The binary separation a changes differently depending on the
mass exchange mode.

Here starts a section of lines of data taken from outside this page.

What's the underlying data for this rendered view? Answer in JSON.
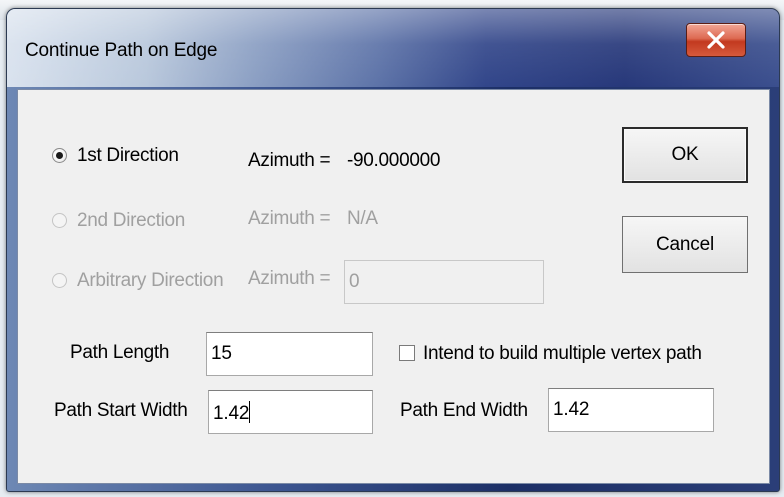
{
  "window": {
    "title": "Continue Path on Edge",
    "close_label": "X"
  },
  "directions": [
    {
      "label": "1st Direction",
      "selected": true,
      "enabled": true,
      "azimuth_label": "Azimuth =",
      "azimuth_value": "-90.000000"
    },
    {
      "label": "2nd Direction",
      "selected": false,
      "enabled": false,
      "azimuth_label": "Azimuth =",
      "azimuth_value": "N/A"
    },
    {
      "label": "Arbitrary Direction",
      "selected": false,
      "enabled": false,
      "azimuth_label": "Azimuth =",
      "azimuth_value": "0"
    }
  ],
  "buttons": {
    "ok": "OK",
    "cancel": "Cancel"
  },
  "path": {
    "length_label": "Path Length",
    "length_value": "15",
    "start_width_label": "Path Start Width",
    "start_width_value": "1.42",
    "end_width_label": "Path End Width",
    "end_width_value": "1.42",
    "multi_vertex_label": "Intend to build multiple vertex path",
    "multi_vertex_checked": false
  },
  "colors": {
    "disabled_text": "#a0a0a0",
    "close_button": "#c2391f",
    "title_bar_dark": "#27387a"
  }
}
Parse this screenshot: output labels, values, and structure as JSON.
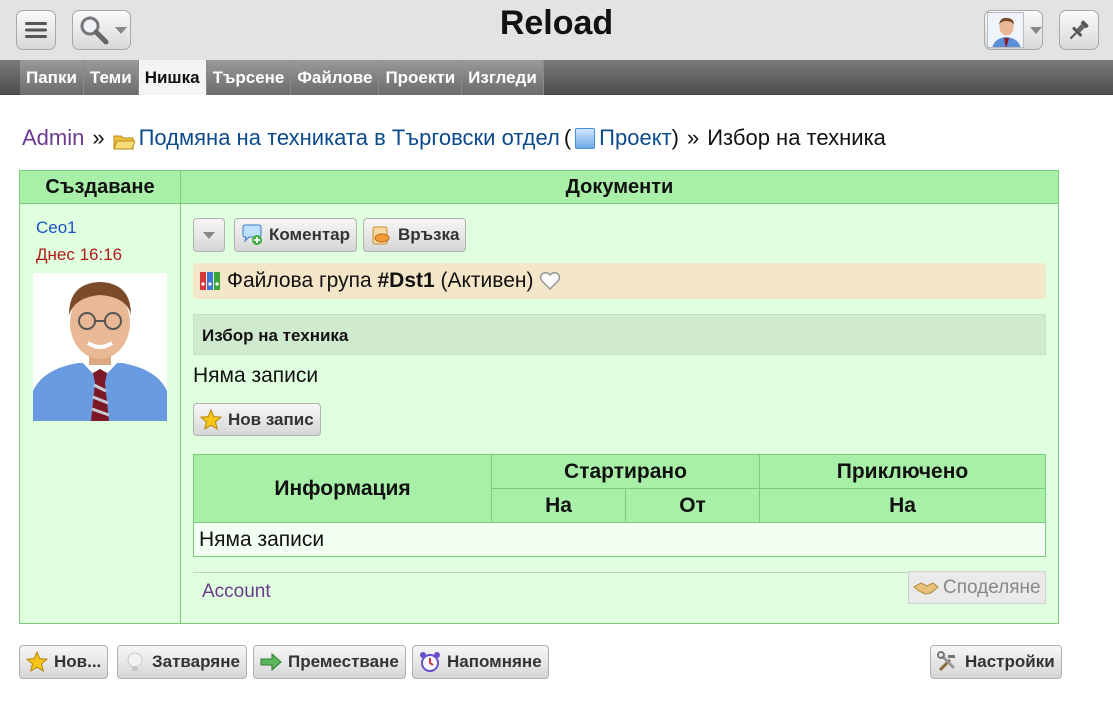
{
  "header": {
    "title": "Reload",
    "menu_icon": "hamburger-icon",
    "search_icon": "search-icon",
    "pin_icon": "pin-icon"
  },
  "tabs": [
    {
      "label": "Папки",
      "active": false
    },
    {
      "label": "Теми",
      "active": false
    },
    {
      "label": "Нишка",
      "active": true
    },
    {
      "label": "Търсене",
      "active": false
    },
    {
      "label": "Файлове",
      "active": false
    },
    {
      "label": "Проекти",
      "active": false
    },
    {
      "label": "Изгледи",
      "active": false
    }
  ],
  "breadcrumb": {
    "admin": "Admin",
    "sep1": "»",
    "folder": "Подмяна на техниката в Търговски отдел",
    "paren_open": "(",
    "project": "Проект",
    "paren_close": ")",
    "sep2": "»",
    "current": "Избор на техника"
  },
  "table": {
    "col_create": "Създаване",
    "col_docs": "Документи"
  },
  "post": {
    "author": "Ceo1",
    "date": "Днес 16:16"
  },
  "actions": {
    "comment": "Коментар",
    "link": "Връзка"
  },
  "filegroup": {
    "prefix": "Файлова група ",
    "id": "#Dst1",
    "status": " (Активен)"
  },
  "section": {
    "title": "Избор на техника",
    "no_entries": "Няма записи",
    "new_entry": "Нов запис"
  },
  "info_table": {
    "info": "Информация",
    "started": "Стартирано",
    "finished": "Приключено",
    "on1": "На",
    "from": "От",
    "on2": "На",
    "no_entries": "Няма записи"
  },
  "footer": {
    "account": "Account",
    "share": "Споделяне"
  },
  "bottom_buttons": {
    "new": "Нов...",
    "close": "Затваряне",
    "move": "Преместване",
    "remind": "Напомняне",
    "settings": "Настройки"
  }
}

First, we introduce a measure of non-conservativeness
of the mass exchange in the form of the ratio between the accreting and
the mass-loosing star mass changes

If the mass transfer is conservative (
, i.e.
const) and one may neglect the redistribution of the intrinsic angular
momenta of the components, the total orbital momentum conservation law
implies

In a more general case of quasi-conservative mass transfer
, the orbital separation changes depend on the specific angular momentum
removed from the system by the escaping matter (see detailed discussion
in van den Heuvel (1994)[205]). To be
specific, we use the ``isotropic mass loss mode'' by
letting matter remove the specific orbital angular momentum of the accreting
component (
)

from which we straightforwardly find

here
.

If no matter is trapped by the secondary companion without additional
sinks of angular momentum (the so-called absolutely non-conservative case),
which relates to the spherically symmetric stellar wind
from one component, we use another well-known formula

(the orbital separation always increases in such systems).

When the orbital angular momentum is removed by GR or MSW with no RL
overflow, the following approximate formulas are used:

In a special case of a WD filling its RL (stage ``IIIwd'' above) under
assumption of a stable conservative mass transfer and taking into account
that
, it can be shown that the orbital separation must increase